The defense's theory of the case was that the second shooter was not McLean but Peter Young, a leader of Slice who was also known as "Mack." By the time of McLean's trial, Mack had died in prison. In support of the defense theory, McLean's counsel offered the testimony of Mack's younger brother, Jeffrey Young, as well as the testimony of Wright and of Tyrone Lawrence (known as "Tee"), who stated that McLean was not a member of Slice and that Mack was responsible for the murder. As part of its challenge to the government's case, the defense contended that Garcia himself had initially identified Mack from a photo-array, before being persuaded by the police to implicate McLean. Tee testified that he was present at the disputed identification in his capacity as a government informant. The defense attorney sought to elicit testimony from Tee that Garcia initially selected a picture of Mack, rather than one of McLean. The trial court, however, ruled that Tee's testimony concerning the photo-array was inadmissible hearsay.
On November 19, 1993, the jury convicted McLean of second-degree murder, attempted murder, first-degree robbery, assault, and criminal possession of a weapon. McLean was sentenced principally to a prison term of twenty-five years to life for murder and to a consecutive term of eight-and-one-third years to twenty-five years for attempted murder.
McLean appealed to the Appellate Division, Second Department, which affirmed the convictions. People v. McLean, 640 N.Y.S.2d 265 (2d Dep't 1996). On June 20, 1996, a Judge of the New York Court of Appeals denied McLean's application for leave to appeal. People v. McLean, 88 N.Y.2d 938 (1996) (Levine, J.).*fn1
C. McLean's Habeas Petition
On June 19, 1997, McLean filed a petition in this Court under 28 U.S.C. § 2254, challenging his convictions by claiming that various evidentiary rulings deprived him of his constitutional right to present a defense. On October 21, 1998, I denied the petition. McLean v. McGinnis, 29 F. Supp. 2d 83, 90-100 (E.D.N.Y. 1998). Though I agreed that the trial court had erred in one respect -- namely, by refusing to admit Tee's hearsay testimony for the purpose of impeaching Garcia's claim that he identified McLean in the hospital -- I concluded that this evidentiary mistake did not rise to the level of a constitutional violation. Limiting Tee's testimony did not deprive McLean of a fundamentally fair trial, because the defense had ample opportunity to impeach Garcia's testimony in numerous other ways. In any event, the error was harmless because "the evidence of [McLean's] guilt was overwhelming." Id. at 99.

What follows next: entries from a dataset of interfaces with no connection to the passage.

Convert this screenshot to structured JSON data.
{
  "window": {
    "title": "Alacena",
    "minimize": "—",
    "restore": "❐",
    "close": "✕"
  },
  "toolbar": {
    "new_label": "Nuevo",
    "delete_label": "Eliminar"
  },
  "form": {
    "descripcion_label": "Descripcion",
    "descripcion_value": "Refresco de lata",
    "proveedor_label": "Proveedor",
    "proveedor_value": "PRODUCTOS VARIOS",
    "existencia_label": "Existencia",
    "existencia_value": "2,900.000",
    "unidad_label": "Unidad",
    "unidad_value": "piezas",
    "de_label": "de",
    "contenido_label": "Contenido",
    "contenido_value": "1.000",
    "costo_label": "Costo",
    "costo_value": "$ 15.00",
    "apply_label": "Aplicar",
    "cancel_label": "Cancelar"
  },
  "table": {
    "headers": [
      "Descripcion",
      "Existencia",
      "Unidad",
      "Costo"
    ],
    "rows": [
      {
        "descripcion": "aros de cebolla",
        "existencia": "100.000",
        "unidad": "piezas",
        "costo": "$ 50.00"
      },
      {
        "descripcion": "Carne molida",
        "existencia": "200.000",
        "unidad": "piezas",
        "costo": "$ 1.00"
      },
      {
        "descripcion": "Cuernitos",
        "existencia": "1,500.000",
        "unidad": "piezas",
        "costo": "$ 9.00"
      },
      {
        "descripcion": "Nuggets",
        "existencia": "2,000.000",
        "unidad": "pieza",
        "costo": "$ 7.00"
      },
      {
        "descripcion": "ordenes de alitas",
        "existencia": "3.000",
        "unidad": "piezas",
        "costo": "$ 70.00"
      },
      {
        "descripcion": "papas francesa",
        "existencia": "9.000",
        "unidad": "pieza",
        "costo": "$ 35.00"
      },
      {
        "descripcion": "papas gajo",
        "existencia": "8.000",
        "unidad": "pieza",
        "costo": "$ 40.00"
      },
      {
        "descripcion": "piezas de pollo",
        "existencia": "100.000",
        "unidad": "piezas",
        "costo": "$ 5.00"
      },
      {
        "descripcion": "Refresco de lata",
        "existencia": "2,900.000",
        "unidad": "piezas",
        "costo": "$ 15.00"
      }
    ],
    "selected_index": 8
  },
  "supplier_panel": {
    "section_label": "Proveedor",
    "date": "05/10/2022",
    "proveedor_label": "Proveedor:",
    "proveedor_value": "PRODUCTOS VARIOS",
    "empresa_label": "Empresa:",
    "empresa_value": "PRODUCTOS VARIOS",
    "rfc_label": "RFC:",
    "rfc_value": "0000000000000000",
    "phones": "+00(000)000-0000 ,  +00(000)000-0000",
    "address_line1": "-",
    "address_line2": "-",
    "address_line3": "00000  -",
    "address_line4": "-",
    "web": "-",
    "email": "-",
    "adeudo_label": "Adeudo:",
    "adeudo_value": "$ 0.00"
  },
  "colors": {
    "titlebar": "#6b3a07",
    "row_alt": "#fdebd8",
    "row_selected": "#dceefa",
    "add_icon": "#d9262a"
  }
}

I granted McLean a certificate of appealability on the issue of whether limiting Tee's testimony deprived him of a fair trial. The Second Circuit concluded that it did not, and affirmed my denial of the habeas petition. McLean v. McGinnis, No. 98-3753, 1999 WL 642925 (2d Cir. Aug. 20, 1999) (summary order). The appellate court agreed that any error was harmless, given that Tee's testimony would have been largely cumulative of other evidence upon which the defense was able to rely at trial. Id. at *1-2. McLean's petition ...